Xenophanes, (570 B.C.-480? B.C.), a Greek philosopher and poet. He was born in the region of Ionia in Asia Minor, lived as a wandering poet, and then settled in Elea in southern Italy. According to tradition, he founded a school of philosophy, the Eleatic school, which flourished in the fifth century B.C. under Parmenides and Zeno of Elea. However, Xenophanes was probably not directly connected with the Eleatic school.

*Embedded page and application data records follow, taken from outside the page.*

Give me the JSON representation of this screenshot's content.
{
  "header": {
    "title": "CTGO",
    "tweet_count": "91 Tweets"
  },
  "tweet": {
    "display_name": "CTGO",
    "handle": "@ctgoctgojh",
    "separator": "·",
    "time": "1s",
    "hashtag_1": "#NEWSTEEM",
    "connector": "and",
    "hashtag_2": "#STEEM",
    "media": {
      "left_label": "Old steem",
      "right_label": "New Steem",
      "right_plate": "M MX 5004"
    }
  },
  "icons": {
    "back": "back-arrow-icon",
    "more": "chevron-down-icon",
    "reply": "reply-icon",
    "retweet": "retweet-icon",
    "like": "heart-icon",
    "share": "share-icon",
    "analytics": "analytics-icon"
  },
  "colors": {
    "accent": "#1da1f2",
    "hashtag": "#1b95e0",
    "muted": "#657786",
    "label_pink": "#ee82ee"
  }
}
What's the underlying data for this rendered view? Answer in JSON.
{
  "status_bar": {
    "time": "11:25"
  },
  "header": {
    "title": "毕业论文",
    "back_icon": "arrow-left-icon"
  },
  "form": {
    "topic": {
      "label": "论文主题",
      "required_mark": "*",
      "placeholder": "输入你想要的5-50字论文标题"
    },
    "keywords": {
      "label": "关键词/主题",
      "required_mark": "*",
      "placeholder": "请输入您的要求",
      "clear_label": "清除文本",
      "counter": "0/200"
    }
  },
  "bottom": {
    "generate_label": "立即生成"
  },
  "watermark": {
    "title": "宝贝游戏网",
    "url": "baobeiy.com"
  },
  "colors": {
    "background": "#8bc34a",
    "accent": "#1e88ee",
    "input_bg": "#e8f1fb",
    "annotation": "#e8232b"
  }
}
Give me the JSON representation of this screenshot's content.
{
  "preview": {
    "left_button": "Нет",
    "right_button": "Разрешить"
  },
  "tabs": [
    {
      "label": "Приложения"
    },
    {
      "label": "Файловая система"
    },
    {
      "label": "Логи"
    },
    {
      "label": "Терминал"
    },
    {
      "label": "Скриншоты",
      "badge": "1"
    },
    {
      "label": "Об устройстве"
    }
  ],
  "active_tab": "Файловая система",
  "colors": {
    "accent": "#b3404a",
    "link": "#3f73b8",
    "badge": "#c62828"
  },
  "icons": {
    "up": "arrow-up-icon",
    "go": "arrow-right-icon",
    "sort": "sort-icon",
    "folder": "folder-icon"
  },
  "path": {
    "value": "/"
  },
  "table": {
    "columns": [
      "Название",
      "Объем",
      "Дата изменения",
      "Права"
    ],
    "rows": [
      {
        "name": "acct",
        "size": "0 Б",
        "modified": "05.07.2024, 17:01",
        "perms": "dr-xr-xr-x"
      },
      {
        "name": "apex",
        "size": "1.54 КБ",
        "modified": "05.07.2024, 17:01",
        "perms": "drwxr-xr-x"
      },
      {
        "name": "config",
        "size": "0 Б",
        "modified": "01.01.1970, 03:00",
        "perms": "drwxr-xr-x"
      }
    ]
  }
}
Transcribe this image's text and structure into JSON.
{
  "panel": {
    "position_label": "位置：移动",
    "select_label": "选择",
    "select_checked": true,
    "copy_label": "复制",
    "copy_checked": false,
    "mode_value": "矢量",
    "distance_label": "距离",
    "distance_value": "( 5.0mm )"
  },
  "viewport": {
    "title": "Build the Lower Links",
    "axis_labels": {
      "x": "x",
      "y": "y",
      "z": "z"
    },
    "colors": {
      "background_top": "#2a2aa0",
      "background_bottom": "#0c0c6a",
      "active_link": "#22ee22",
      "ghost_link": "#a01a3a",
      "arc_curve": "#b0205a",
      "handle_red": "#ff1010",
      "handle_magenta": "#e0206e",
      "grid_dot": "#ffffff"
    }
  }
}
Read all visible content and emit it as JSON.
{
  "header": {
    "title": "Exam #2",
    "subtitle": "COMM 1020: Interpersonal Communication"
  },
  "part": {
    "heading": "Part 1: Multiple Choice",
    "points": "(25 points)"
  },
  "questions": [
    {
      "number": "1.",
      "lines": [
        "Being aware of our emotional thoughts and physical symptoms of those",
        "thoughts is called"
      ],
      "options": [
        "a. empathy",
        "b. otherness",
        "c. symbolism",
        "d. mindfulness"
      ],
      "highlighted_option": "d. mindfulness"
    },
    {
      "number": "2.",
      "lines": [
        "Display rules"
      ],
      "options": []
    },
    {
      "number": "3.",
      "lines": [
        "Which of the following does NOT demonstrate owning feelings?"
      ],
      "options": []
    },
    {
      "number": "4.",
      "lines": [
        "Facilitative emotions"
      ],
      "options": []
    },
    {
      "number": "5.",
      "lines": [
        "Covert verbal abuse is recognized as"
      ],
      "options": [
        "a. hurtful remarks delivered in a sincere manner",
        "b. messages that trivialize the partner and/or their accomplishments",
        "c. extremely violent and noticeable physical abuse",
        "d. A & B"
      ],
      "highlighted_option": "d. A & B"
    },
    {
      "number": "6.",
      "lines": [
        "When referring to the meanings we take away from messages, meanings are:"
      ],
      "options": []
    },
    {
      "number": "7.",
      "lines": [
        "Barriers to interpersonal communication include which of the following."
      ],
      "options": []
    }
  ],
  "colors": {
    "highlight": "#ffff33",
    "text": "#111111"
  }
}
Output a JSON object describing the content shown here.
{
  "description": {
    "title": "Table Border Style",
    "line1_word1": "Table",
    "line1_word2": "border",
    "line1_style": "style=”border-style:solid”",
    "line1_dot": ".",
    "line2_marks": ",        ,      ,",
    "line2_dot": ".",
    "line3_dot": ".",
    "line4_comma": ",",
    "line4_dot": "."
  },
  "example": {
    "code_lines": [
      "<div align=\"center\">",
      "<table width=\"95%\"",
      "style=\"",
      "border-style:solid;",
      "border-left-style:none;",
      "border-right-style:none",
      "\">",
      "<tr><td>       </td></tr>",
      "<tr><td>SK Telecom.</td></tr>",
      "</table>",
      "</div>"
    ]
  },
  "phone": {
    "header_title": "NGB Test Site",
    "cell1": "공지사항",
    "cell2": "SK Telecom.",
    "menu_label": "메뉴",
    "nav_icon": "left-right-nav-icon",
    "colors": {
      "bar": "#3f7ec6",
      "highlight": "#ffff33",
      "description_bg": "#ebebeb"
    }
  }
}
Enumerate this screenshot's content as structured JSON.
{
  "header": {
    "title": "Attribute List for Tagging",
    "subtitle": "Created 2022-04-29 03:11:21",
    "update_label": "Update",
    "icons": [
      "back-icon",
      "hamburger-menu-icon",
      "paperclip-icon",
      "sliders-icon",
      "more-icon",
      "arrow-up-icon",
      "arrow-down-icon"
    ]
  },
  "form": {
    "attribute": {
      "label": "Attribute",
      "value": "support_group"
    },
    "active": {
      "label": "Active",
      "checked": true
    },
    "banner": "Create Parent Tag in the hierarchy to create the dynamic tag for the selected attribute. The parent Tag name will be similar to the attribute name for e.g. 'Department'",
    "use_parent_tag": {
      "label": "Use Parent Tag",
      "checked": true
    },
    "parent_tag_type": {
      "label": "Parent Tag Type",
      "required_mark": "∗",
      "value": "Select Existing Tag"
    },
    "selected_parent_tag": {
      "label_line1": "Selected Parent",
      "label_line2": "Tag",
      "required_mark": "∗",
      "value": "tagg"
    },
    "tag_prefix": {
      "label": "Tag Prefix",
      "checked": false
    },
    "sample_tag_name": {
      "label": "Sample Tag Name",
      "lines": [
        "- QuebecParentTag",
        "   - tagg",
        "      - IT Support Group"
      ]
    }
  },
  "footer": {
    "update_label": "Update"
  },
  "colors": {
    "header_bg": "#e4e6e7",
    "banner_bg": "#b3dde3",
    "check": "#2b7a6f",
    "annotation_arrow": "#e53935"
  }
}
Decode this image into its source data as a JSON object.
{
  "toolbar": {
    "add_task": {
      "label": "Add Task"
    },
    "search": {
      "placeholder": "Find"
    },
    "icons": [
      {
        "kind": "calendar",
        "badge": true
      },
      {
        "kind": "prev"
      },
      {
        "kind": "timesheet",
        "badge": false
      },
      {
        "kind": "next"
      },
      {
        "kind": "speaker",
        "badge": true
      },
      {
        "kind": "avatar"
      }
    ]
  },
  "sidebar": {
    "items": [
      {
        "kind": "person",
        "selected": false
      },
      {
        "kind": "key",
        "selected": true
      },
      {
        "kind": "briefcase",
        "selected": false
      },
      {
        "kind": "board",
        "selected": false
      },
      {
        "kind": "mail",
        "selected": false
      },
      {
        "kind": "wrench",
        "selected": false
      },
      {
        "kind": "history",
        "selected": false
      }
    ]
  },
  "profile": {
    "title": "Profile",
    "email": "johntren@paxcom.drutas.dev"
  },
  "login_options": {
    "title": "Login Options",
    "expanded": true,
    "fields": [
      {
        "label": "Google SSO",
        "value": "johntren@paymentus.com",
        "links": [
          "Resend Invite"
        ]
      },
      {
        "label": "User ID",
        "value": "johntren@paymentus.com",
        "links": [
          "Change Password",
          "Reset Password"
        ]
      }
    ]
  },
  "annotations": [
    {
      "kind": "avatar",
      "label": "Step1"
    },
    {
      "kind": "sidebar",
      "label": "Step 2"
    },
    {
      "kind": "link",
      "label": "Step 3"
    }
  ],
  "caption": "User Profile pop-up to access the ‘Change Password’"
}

Xenophanes criticized the Greek poets for portraying the gods as immoral. He scorned the practice of creating gods in the image of humans, and argued that there was one ideal motionless god who was in no way like a human or any other finite being. This god, he believed, "shook all things by the power of his thought." Xenophanes distinguished between knowledge and opinion. He claimed that men cannot have absolute knowledge, but only opinion.